“Human exploration of space is a story of stunning technological achievement and ambition built on the shoulders of scientists, engineers, adventurers and dreamers from around the world and throughout our history who answered the call of their own curiosity,” said Michelle Hanlon, Co-Founder of For All Moonkind which is a Permanent Observer to the United Nations Committee on the Peaceful Uses of Outer Space. “The history of humans on the Moon belongs to everyone on Earth. Yet I don’t think people realize that the first lunar landing sites are not protected by any law,” continued Hanlon, a space law professor at the University of Mississippi who was today appointed President of the National Space Society. “We are working to obtain international recognition and protection for sites in space that have universal historic value. As part of that effort, we want to make sure the details of humanity’s incredible journey to space – past, present and future – are accessible to all.”
“When you consider how important history is as a compass for our future, it’s shocking to realize how inaccessible it is,” said Dr. James Hansen, official biographer of Neil Armstrong. “I had the distinct privilege and honor of spending hours with Neil Armstrong to understand him, his experience and the burden and exhilaration of being the first human to plant a boot on another celestial body.” Hansen continued, “the For All Moonkind Moon Registry is like an all-access pass to the history of human activity on the Moon. Even better, the crowdsourcing function will allow the people who worked on missions like Luna and Apollo to connect directly with the very students who will be inspired by their work to develop innovative solutions we cannot yet even comprehend.”
The For All Moonkind Moon Registry can be accessed at www.moonregistry.forallmoonkind.org
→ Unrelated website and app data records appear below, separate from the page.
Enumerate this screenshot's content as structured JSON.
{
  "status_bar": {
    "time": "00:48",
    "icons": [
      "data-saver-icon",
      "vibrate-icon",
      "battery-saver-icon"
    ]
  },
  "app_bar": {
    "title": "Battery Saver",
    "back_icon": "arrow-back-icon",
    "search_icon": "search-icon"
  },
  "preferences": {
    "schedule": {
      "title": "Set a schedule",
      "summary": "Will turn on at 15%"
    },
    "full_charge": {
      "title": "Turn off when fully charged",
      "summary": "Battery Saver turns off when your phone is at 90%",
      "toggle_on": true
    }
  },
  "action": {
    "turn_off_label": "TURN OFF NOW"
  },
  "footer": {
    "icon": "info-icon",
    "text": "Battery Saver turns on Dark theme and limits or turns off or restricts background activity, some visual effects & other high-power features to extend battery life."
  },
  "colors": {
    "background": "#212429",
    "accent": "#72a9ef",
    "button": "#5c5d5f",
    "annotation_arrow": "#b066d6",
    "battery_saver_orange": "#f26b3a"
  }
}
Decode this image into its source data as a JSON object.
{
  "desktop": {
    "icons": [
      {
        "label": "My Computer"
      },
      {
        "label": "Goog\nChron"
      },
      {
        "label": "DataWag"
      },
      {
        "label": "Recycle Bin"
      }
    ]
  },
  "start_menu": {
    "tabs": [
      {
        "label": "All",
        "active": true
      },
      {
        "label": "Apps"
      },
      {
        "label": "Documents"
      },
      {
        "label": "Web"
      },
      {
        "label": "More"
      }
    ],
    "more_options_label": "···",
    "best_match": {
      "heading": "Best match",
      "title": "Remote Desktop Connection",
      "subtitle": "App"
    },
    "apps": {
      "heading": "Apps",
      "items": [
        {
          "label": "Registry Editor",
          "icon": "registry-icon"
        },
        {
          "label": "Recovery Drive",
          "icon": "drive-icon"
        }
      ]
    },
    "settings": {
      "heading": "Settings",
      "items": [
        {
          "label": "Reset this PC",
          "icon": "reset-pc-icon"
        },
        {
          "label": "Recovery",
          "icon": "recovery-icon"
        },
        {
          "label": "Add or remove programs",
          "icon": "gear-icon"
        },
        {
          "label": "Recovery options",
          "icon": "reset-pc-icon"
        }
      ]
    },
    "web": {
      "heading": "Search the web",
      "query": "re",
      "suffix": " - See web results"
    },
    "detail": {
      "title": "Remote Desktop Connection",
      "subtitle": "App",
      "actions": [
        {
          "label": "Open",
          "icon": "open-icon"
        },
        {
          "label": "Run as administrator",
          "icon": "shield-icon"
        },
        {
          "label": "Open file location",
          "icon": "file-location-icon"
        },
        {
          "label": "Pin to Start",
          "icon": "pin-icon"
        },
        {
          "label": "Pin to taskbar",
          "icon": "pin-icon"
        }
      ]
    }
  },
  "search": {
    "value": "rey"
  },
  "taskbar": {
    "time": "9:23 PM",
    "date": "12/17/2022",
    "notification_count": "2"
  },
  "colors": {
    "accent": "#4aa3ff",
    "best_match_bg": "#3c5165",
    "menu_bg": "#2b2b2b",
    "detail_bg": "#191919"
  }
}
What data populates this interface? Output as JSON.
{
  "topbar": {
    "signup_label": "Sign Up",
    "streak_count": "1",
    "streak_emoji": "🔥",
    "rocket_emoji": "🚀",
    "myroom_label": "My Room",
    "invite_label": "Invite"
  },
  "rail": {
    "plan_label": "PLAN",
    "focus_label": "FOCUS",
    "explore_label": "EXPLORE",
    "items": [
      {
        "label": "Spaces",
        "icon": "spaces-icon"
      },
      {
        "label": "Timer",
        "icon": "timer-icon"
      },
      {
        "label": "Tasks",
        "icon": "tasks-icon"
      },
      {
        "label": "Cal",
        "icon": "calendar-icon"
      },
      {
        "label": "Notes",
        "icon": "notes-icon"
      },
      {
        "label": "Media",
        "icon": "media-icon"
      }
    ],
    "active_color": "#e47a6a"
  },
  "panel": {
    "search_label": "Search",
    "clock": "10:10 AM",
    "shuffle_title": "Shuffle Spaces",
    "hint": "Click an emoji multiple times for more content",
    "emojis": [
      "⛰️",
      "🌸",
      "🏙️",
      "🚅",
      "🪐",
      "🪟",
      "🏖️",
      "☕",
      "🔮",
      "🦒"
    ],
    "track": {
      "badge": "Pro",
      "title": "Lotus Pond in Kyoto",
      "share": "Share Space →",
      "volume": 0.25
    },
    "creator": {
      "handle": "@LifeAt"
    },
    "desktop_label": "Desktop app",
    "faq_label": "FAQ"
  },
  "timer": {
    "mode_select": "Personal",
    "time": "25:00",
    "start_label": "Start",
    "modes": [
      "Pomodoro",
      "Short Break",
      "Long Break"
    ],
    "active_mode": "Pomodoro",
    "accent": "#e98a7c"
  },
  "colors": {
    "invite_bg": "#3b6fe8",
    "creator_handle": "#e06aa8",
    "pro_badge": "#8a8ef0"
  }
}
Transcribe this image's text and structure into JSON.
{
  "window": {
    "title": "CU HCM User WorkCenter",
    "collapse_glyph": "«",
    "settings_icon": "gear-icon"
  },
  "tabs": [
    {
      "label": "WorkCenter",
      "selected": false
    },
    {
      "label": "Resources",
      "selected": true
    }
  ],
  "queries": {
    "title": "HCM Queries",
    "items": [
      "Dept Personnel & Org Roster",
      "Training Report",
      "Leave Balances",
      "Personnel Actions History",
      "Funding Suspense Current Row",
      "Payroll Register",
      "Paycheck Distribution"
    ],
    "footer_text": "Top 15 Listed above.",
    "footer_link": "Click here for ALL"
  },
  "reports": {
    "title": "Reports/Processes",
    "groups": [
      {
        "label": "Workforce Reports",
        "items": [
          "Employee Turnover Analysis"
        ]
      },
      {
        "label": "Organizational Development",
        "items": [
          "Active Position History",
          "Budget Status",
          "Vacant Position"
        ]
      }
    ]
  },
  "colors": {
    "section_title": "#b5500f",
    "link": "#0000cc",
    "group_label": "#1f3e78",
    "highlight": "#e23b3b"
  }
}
Join Michelle Hanlon at Blue Marble Week on March 11 https://www.bluemarbleweek.space/ to learn more about the Moon Registry.